Dataset excerpts section start
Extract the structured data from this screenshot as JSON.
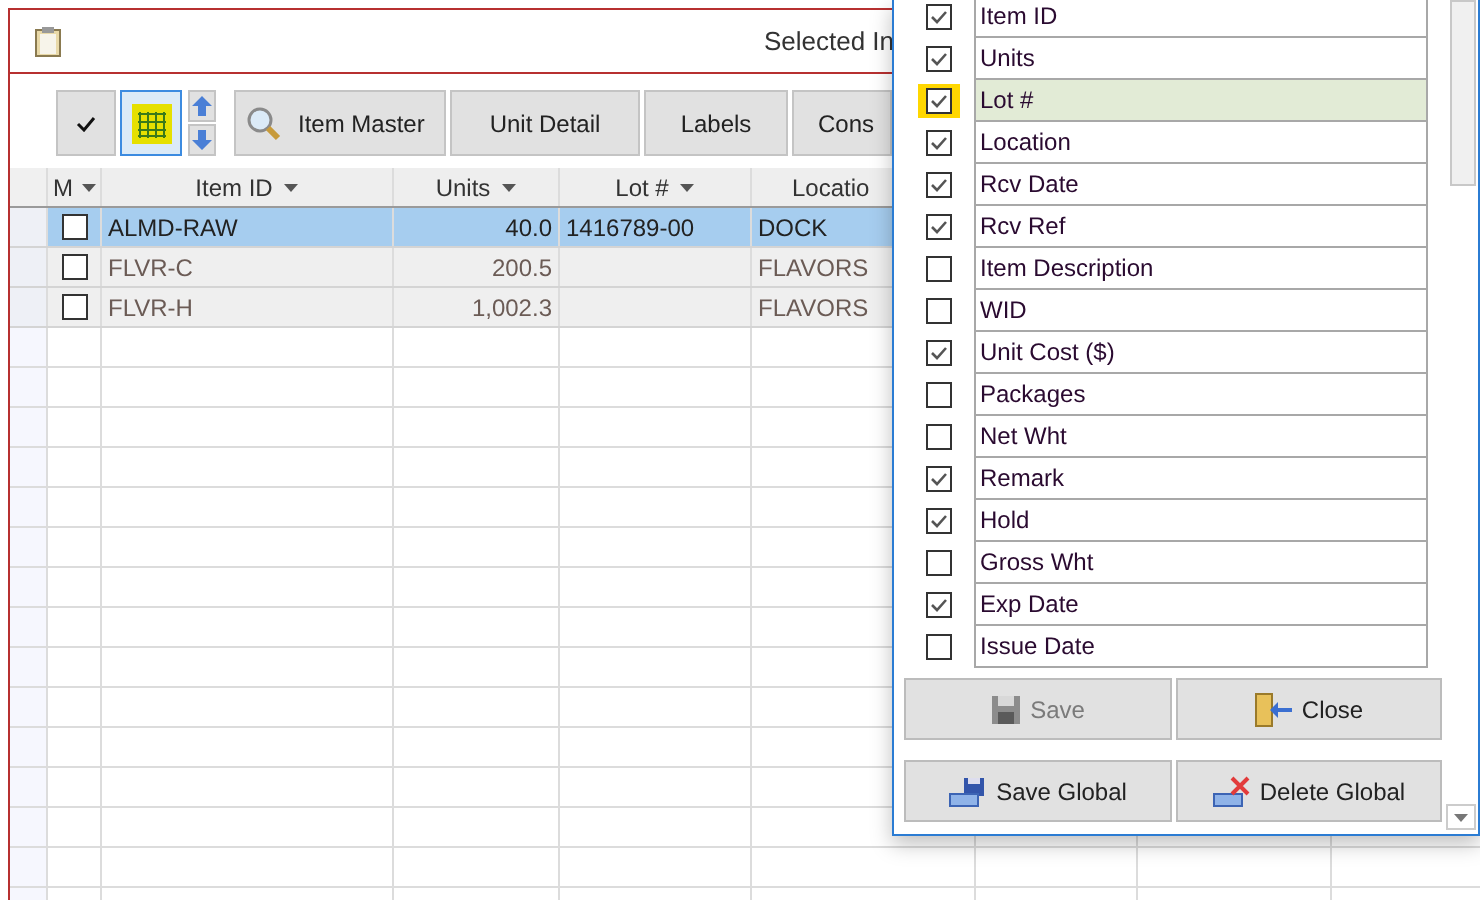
{
  "window": {
    "title": "Selected In"
  },
  "toolbar": {
    "grid_toggle": {
      "selected": true
    },
    "buttons": [
      {
        "label": "Item Master",
        "kind": "search"
      },
      {
        "label": "Unit Detail",
        "kind": "plain"
      },
      {
        "label": "Labels",
        "kind": "plain"
      },
      {
        "label": "Cons",
        "kind": "plain"
      }
    ]
  },
  "grid": {
    "check_column": "M",
    "columns": [
      "Item ID",
      "Units",
      "Lot #",
      "Locatio"
    ],
    "rows": [
      {
        "selected": true,
        "checked": false,
        "cells": [
          "ALMD-RAW",
          "40.0",
          "1416789-00",
          "DOCK"
        ]
      },
      {
        "selected": false,
        "checked": false,
        "cells": [
          "FLVR-C",
          "200.5",
          "",
          "FLAVORS"
        ]
      },
      {
        "selected": false,
        "checked": false,
        "cells": [
          "FLVR-H",
          "1,002.3",
          "",
          "FLAVORS"
        ]
      }
    ]
  },
  "column_chooser": {
    "fields": [
      {
        "label": "Item ID",
        "checked": true,
        "selected": false
      },
      {
        "label": "Units",
        "checked": true,
        "selected": false
      },
      {
        "label": "Lot #",
        "checked": true,
        "selected": true
      },
      {
        "label": "Location",
        "checked": true,
        "selected": false
      },
      {
        "label": "Rcv Date",
        "checked": true,
        "selected": false
      },
      {
        "label": "Rcv Ref",
        "checked": true,
        "selected": false
      },
      {
        "label": "Item Description",
        "checked": false,
        "selected": false
      },
      {
        "label": "WID",
        "checked": false,
        "selected": false
      },
      {
        "label": "Unit Cost ($)",
        "checked": true,
        "selected": false
      },
      {
        "label": "Packages",
        "checked": false,
        "selected": false
      },
      {
        "label": "Net Wht",
        "checked": false,
        "selected": false
      },
      {
        "label": "Remark",
        "checked": true,
        "selected": false
      },
      {
        "label": "Hold",
        "checked": true,
        "selected": false
      },
      {
        "label": "Gross Wht",
        "checked": false,
        "selected": false
      },
      {
        "label": "Exp Date",
        "checked": true,
        "selected": false
      },
      {
        "label": "Issue Date",
        "checked": false,
        "selected": false
      }
    ],
    "buttons": [
      {
        "label": "Save",
        "kind": "save",
        "disabled": true
      },
      {
        "label": "Close",
        "kind": "close",
        "disabled": false
      },
      {
        "label": "Save Global",
        "kind": "save_global",
        "disabled": false
      },
      {
        "label": "Delete Global",
        "kind": "delete_global",
        "disabled": false
      }
    ]
  }
}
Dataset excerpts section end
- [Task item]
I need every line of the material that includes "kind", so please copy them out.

- [The completed task]
        "kind": "search"
        "kind": "plain"
        "kind": "plain"
        "kind": "plain"
        "kind": "save",
        "kind": "close",
        "kind": "save_global",
        "kind": "delete_global",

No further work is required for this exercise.